Problem details
The response should consist of every record, reproduced exactly.

____

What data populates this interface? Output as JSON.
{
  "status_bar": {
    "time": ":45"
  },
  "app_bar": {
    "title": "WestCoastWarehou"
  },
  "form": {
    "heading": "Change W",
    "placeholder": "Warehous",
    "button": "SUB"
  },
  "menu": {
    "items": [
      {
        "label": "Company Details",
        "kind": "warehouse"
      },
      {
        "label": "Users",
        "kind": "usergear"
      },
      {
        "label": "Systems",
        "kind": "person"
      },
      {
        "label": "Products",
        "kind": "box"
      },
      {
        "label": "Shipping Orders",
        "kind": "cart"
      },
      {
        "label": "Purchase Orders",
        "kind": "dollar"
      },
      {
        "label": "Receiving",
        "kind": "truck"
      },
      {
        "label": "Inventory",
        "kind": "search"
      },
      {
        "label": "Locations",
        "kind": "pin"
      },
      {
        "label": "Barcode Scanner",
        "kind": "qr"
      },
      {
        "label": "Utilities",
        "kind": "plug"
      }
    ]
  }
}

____

Task answer
What data populates this interface? Output as JSON.
{
  "status_bar": {
    "time": ":45"
  },
  "app_bar": {
    "title": "WestCoastWarehou"
  },
  "form": {
    "heading": "Change W",
    "placeholder": "Warehous",
    "button": "SUB"
  },
  "menu": {
    "items": [
      {
        "label": "Company Details",
        "kind": "warehouse"
      },
      {
        "label": "Users",
        "kind": "usergear"
      },
      {
        "label": "Systems",
        "kind": "person"
      },
      {
        "label": "Products",
        "kind": "box"
      },
      {
        "label": "Shipping Orders",
        "kind": "cart"
      },
      {
        "label": "Purchase Orders",
        "kind": "dollar"
      },
      {
        "label": "Receiving",
        "kind": "truck"
      },
      {
        "label": "Inventory",
        "kind": "search"
      },
      {
        "label": "Locations",
        "kind": "pin"
      },
      {
        "label": "Barcode Scanner",
        "kind": "qr"
      },
      {
        "label": "Utilities",
        "kind": "plug"
      }
    ]
  }
}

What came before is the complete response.